**Exercise prompt**: Repeat the listing that comes next, leaving nothing out and changing nothing.
Working data below:
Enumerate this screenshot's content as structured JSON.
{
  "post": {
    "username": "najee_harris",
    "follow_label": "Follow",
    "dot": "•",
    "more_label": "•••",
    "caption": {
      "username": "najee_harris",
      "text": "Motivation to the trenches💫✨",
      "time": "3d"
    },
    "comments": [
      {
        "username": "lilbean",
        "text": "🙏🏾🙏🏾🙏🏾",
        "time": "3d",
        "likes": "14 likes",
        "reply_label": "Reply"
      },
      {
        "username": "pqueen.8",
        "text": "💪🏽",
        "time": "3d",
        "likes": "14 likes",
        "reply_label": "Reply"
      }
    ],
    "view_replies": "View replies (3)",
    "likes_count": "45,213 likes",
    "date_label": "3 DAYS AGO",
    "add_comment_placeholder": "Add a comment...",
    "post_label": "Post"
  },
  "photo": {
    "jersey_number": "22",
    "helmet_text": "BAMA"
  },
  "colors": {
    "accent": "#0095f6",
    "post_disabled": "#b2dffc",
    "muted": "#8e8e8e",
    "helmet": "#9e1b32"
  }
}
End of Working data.
**Written solution**:
Enumerate this screenshot's content as structured JSON.
{
  "post": {
    "username": "najee_harris",
    "follow_label": "Follow",
    "dot": "•",
    "more_label": "•••",
    "caption": {
      "username": "najee_harris",
      "text": "Motivation to the trenches💫✨",
      "time": "3d"
    },
    "comments": [
      {
        "username": "lilbean",
        "text": "🙏🏾🙏🏾🙏🏾",
        "time": "3d",
        "likes": "14 likes",
        "reply_label": "Reply"
      },
      {
        "username": "pqueen.8",
        "text": "💪🏽",
        "time": "3d",
        "likes": "14 likes",
        "reply_label": "Reply"
      }
    ],
    "view_replies": "View replies (3)",
    "likes_count": "45,213 likes",
    "date_label": "3 DAYS AGO",
    "add_comment_placeholder": "Add a comment...",
    "post_label": "Post"
  },
  "photo": {
    "jersey_number": "22",
    "helmet_text": "BAMA"
  },
  "colors": {
    "accent": "#0095f6",
    "post_disabled": "#b2dffc",
    "muted": "#8e8e8e",
    "helmet": "#9e1b32"
  }
}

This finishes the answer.